A visit to Clear Creek Hot Springs is as much about the drive as it is about the hot springs. The springs are accessible via a relatively short (54km) drive along the Harrison East and Clear Creek Forest Service Roads. The springs are a nice surprise at the end of a fun mountain drive. They are surrounded by an icy stream of snowmelt. Running between the two is a great way to cool off in the wilderness!
Ruth Larsen, wife of Henry Larsen, who made a fortune in logging, was the first to place tubs here in the 1950s. He was reportedly the third richest guy in British Columbia at the time. His wife worked as a gold prospector and was dubbed a “old hippie” by some (although others claimed she was “a bit crazy”). She constructed a home near the springs, on the first road up here, and a long-time visitor told us that her grave is someplace near the tubs in the bush. The first baths, large ancient wooden wine barrels fed by hoses cemented into the thermal springs in the rocks, were installed by Ruth. More people came to visit these springs after the road was restored by logging firms and after Ruth died, and they bought new tubs.
The cabin is no longer standing, but one of the original wooden tubs remains. There are two hot tub forms and one bathtub tucked in the rocks as well.
You’ll want to have a 4×4 (Recommended however many people make it in 2 wheel drive) to get to this destination, as there are many potholes, ruts, rocks, and during the rainy season, and (over)abundance of puddles and mud.
To get there: (Be cautious as there are often logging trucks traveling along with East Harrison)
Take a drive up the East Harrison Forest Service Road until you reach Clear Creek Forest Service Road.

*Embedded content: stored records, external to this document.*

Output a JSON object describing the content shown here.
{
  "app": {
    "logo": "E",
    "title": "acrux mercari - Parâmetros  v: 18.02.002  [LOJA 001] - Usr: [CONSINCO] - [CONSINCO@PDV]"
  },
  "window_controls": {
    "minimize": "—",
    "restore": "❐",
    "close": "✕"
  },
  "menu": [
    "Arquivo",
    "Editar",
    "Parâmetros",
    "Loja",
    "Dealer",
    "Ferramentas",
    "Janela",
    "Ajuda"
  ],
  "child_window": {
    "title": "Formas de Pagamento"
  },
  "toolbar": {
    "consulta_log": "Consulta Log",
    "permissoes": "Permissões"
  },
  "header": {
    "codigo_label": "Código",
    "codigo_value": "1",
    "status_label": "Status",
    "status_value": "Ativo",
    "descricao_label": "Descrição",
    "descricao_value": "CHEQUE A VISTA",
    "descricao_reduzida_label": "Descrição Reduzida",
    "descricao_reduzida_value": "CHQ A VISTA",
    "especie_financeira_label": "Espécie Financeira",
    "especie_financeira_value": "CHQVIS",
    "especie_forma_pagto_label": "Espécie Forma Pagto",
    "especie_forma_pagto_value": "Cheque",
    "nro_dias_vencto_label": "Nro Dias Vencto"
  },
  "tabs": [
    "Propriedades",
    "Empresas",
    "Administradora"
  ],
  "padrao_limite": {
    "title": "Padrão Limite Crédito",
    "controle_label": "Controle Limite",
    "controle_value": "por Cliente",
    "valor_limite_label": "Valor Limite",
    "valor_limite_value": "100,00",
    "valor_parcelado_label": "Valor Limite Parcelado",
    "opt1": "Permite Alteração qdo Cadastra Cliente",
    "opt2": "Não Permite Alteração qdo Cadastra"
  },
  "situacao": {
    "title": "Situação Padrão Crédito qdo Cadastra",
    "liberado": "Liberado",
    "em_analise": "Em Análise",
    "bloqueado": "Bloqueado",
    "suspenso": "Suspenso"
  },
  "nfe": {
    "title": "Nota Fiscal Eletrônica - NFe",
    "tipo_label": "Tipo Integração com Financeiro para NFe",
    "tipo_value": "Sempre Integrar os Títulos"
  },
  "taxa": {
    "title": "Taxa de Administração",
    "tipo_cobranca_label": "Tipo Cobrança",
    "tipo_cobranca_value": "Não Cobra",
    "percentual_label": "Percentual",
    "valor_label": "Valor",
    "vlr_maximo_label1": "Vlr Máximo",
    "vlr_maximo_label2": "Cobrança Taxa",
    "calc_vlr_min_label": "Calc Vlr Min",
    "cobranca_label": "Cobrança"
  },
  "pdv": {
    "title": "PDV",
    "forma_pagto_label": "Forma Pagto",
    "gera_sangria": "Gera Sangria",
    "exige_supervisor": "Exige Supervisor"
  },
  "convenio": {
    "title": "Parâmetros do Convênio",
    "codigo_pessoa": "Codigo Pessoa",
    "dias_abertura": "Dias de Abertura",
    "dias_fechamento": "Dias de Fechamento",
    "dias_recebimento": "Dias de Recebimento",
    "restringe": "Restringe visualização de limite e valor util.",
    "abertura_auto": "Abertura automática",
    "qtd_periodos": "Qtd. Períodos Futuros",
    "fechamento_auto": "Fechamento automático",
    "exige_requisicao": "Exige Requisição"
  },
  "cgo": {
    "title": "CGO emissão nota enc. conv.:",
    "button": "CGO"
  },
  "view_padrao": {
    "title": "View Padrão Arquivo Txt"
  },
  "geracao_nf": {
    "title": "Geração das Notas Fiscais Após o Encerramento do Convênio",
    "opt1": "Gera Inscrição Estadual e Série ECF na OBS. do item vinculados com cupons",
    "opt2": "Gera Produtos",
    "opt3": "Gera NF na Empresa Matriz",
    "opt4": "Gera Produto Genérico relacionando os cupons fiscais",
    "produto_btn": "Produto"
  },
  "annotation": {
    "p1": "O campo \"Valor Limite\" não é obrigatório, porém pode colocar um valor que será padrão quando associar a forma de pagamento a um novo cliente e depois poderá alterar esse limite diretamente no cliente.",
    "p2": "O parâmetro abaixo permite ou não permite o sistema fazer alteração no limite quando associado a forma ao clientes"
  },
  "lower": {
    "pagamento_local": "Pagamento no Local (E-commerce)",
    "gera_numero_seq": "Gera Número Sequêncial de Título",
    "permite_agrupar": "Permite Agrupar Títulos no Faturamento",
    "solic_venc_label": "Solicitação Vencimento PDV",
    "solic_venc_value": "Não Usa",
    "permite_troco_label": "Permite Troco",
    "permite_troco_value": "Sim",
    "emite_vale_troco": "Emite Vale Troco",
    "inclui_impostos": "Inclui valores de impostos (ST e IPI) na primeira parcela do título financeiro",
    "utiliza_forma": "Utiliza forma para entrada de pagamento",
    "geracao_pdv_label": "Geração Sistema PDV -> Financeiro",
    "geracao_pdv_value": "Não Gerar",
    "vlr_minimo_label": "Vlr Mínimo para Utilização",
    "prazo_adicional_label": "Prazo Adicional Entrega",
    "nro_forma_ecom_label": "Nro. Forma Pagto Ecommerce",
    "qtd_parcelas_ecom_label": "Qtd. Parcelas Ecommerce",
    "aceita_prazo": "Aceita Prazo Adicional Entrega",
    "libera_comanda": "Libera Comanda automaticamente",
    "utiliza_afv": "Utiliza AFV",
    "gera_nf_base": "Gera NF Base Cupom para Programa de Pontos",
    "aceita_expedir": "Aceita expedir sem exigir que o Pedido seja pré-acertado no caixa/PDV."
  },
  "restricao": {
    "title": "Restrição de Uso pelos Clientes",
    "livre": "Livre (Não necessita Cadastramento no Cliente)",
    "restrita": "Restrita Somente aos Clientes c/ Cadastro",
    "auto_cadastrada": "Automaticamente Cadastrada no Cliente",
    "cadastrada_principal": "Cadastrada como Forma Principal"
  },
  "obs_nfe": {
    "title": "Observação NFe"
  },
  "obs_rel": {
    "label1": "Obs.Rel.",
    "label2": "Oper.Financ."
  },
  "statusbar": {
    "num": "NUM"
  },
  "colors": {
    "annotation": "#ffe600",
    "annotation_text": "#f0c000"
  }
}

Approximately 11 km up Clear Creek FSR, you will arrive at Clear Creek Hot Springs on your right.
Walk along a short pathway made of logs, and you’ll find 3 hot tubs nestled in a beautiful old-growth forest.
The hot tubs and setup are more “rustic” than some of the other hot springs; and because it is one of the more accessible hot springs, it’s rare to have the area to yourself. But it’s still a great spot to sit back and soak while taking in the delightful forest and mountain views.
Points of Interest: The drive along Harrison Lake provides spectacular views all day, but there are a few highlights worth mentioning.
KM Marker: Approx 6.8km from the start of Harrison East FSR.
Rainbow Falls can be seen from the road or is a short walk for a close-up view. There is also a recreation site here
KM Marker: Approximately 15 kilometres from the start of the Harrison East FSR.
Bear Creek can be seen from the road or is a short walk away for a closer look. There is also a leisure area nearby:
Featured Photo by @emma._.ashleyy